206: Unearthed

Feature showcase

HEO Chul-nyung | 2021 | Documentary | Color+B/W | DCP | 92min 48sec (K, E)

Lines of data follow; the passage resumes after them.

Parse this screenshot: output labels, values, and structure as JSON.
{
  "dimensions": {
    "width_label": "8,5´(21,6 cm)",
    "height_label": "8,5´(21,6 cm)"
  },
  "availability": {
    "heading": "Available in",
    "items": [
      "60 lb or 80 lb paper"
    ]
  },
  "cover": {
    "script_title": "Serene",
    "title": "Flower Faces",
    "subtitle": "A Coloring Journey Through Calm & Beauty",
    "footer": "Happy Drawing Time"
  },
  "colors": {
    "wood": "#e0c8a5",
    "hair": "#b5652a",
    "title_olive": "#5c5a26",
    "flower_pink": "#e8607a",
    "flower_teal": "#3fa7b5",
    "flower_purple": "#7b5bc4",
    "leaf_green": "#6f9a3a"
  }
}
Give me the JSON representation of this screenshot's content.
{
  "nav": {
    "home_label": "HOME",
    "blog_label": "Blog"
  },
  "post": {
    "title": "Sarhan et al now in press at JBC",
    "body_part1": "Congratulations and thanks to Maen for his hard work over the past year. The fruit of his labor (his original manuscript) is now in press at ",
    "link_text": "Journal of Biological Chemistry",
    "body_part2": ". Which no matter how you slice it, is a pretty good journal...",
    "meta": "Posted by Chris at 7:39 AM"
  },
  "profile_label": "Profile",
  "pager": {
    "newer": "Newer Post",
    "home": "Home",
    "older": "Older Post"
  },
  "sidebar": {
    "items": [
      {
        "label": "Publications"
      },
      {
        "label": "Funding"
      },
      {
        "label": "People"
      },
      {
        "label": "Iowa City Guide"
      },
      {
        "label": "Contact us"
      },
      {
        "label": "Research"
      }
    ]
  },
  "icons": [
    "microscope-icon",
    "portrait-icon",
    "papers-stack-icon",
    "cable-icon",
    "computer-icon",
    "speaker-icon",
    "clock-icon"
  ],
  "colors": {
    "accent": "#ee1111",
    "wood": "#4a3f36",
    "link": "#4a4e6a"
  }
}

At dawn on the 25th of June 1950, the Korean War broke out. More than a million South Koreans died. Now, almost seventy years later, the full extent of the atrocities committed during the war remain unknown. But there are bones in the ground that can reveal what really happened. In 2005, a South Korean government-appointed Truth and Reconciliation Commission (a.k.a. TRC) uncovered 168 massacres that happened during the Korean War. More than nine thousand family members have asked for help in finding the remains of their loved ones. But by 2010, the commission was shut down. The conservative party, the military, and the police who were highly involved in these massacres feared the investigations were being exploited for the opposition’s political benefit. But so far no one has been held accountable. Haunted by the unsolved murders, these former investigators and the bereaved families restarted a project at various areas to uncover the truth on their own. As they dug into the ground, scorched black soil spilled out. Beneath the soil laid bones. Mostly women, the elderly and children. What really happened? Can we have peace without confronting the truth of the past? 206 Unearthed focuses on the recovery operation of the massacre site while examining how we as humans keep record, collectively remember, and sometimes willfully forget our own history.


The massacre scene before the excavation is itself a peaceful ecosystem, with small creatures like various plants and insects coexisting. However, once you peel out the surface, you will face the truth of the evilest deeds human beings have committed. That truth lies on a fragile foothold, as the bereaved families’ testimonies are not very clear sometimes, the bone heaps are composed of many and unspecified individuals, and the absent perpetrators are unable to be held accountable when we finally want to find them after a long silence. Although we pursue the truth of an incident, the collected images and their arrangement toward that truth depend on the “unclear-ness,” the reconstructing of place and time. But, even on the fragile foothold of the truth, I wanted to discover some aesthetics. The massacre scenes exposing human remains are atrocious. However, when the remains are collected and the site is organized, the scene reminds the viewers of an enormous engraving and shows its geometric and beautiful figure off, as if telling us that nothing had happened there. Although the bereaved couldn’t find their deceased ones through excavation, they consoled their parents in their hearts by collecting the remains of someone else. The daily lives on the excavation site where we laughed and joked more than we shed tears, along with the excavators’ faces confessing the deaths of close ones they experienced in their lives, remain the most human memory bloomed from the least human ground for me. Through these trivial beauties, I’d like to say that humans can only be humans when they reflect on the “border” between life and death.

HEO Chul-nyung

HEO Chul-nyung

2012 Remanent People
2017 The Whispering Trees
2021 Mind Room


Director HEO Chul-nyung
Producer JO Sona
Screenwriter HEO Chul-nyung
Cinematographer HEO Chul-nyung
Editor LEE Hak-mis
Music LEE Min-hwi
Sound KO Eun-ha
Cast KIM Jang-ho, KIM Kwang-wook, PARK Sun-joo, AHN Kyung-ho, HONG Soo-jung, NOH Yong-seok, LIM Young-soon, KIM Na-kyoung, KIM So-hyeon, The late KIM Mal-hae